Destructive divers not welcome
There were two boats at the Coral Gardens when we went diving there today, ours and another group’s. Even though there was a buoy in the area, both boats lowered anchor dangerously close to the coral colonies. One of the boatmen said the buoy was too far out, is why.
But, what about the beautiful reefs…?
And guess what? At a depth of around 40 feet I saw an overturned brain coral — a huge one! — uprooted and ruined.
I managed to stop myself from debating with the boatmen and the dive masters, because this problem isn’t simple. These boat operators have been so used to anchoring wherever it’s convenient that getting them to change their ways will necessarily involve convincing them; not forcing them.

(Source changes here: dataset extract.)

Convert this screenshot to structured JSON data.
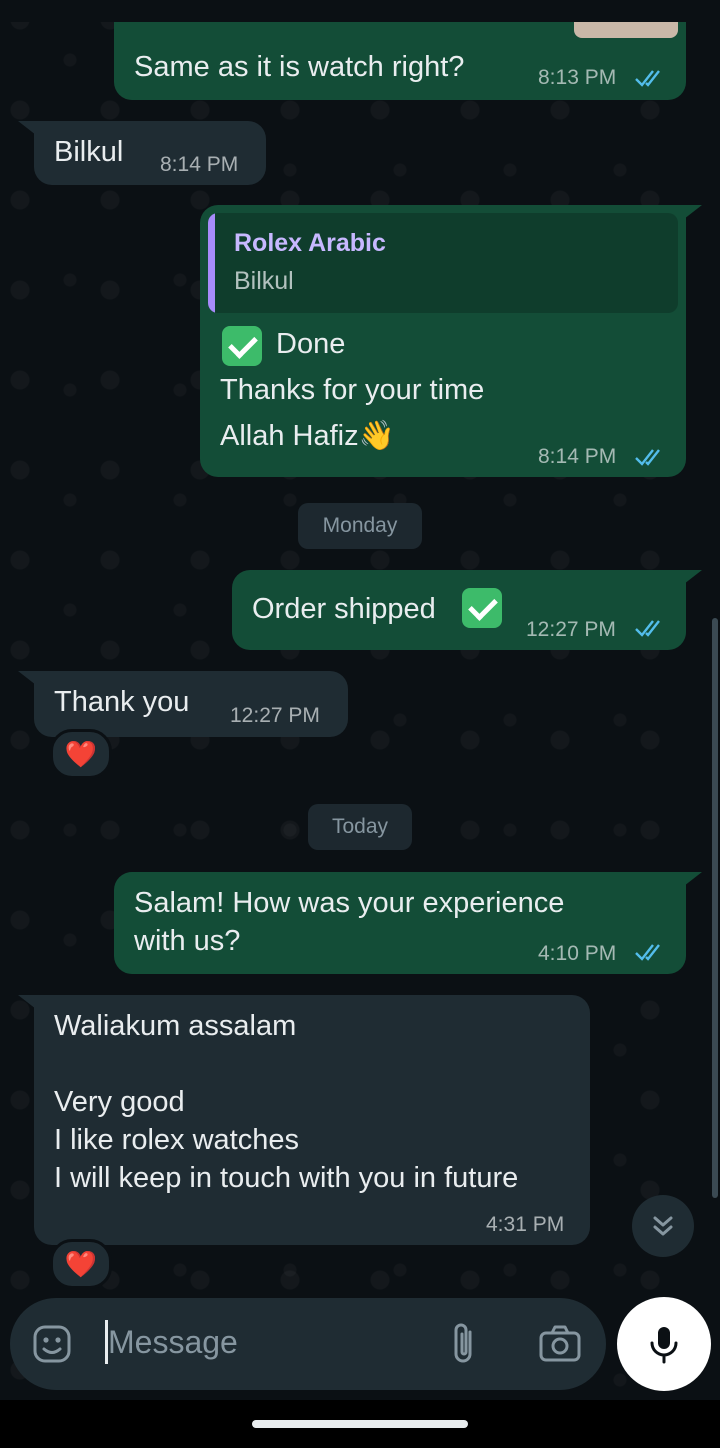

There’s a simple solution: affix buoys closer to the dive entry points. However, who’s going to foot the bill for that? And who’s going to make sure nobody tampers with the buoys? The local government of Samal (Island Garden City of Samal), it seems to me, doesn’t have any environment conservation mechanisms in place. And their main industry is tourism!
It was rather frustrating for me this morning, as I contemplated on how complicated and convoluted Davao Gulf’s problems are. But in the afternoon, I was at least able to do something about another matter.
After lunch, the dive masters chose Dapia Wall. There was another group of Koreans today, but older this time, and there were only three of them. My Taiwanese dive buddy and I dove with them. Immediately, on our second dive, I noticed that two of the Korean divers each had a plastic box in hand, the kind used for storing food. I hoped they were only going to harvest sea urchins.
To my chagrin, I saw one of them attempting to capture some fish! And to make matters worse, this guy anchored himself onto a table coral under one fin and the other fin hooked behind a sea fan!! I thought I was going to faint.
After seeing these callous divers poking coral quite forcibly with sticks on our first dive, that atrociously destructive behavior was all I could stand! I approached him and gestured for him to leave the fish alone and to stay away from the coral. That totally ruined the dive for me, because I ended up keeping an eye on those two with the plastic boxes. (Thankfully, neither of them got any fish.)
The guy I reproached was audibly miffed when we surfaced. Ask me if I care. If he doesn’t come back to scuba dive in Davao, GOOD RIDDANCE! We don’t need destructive tourists coming here and ruining the very future of diving in Davao.
There were three elderly Japanese nationals on board as well. Before the first dive, one of the dive masters asked me to help him explain the basics of scuba diving to the Japanese, none of whom could speak English. They were going to have an intro dive at a maximum depth of 30 feet, at Coral Gardens. After doing my best translating the dive master’s spiel, I inserted a little bit of my own. I asked them to enjoy the sights but to please not touch the coral. Right away they answered in unison, “Naturally.”
On the lighter side, I saw my first pufferfish today, and a cuttlefish, which turned angry black on me before it scooted away. Then there was a remora swimming on its own. I think it was trying to attach to my belly!
So, I’m finally done with my check-out dives for SDI Open Water certification. I’m finally going to get a scuba license!
Before I end, I’d like to leave you with another picture by Steve de Neef, a Belgian photographer/diver/surfer and conservationist who is contributing much to raising awareness of the beauty of the Philippines’ seas.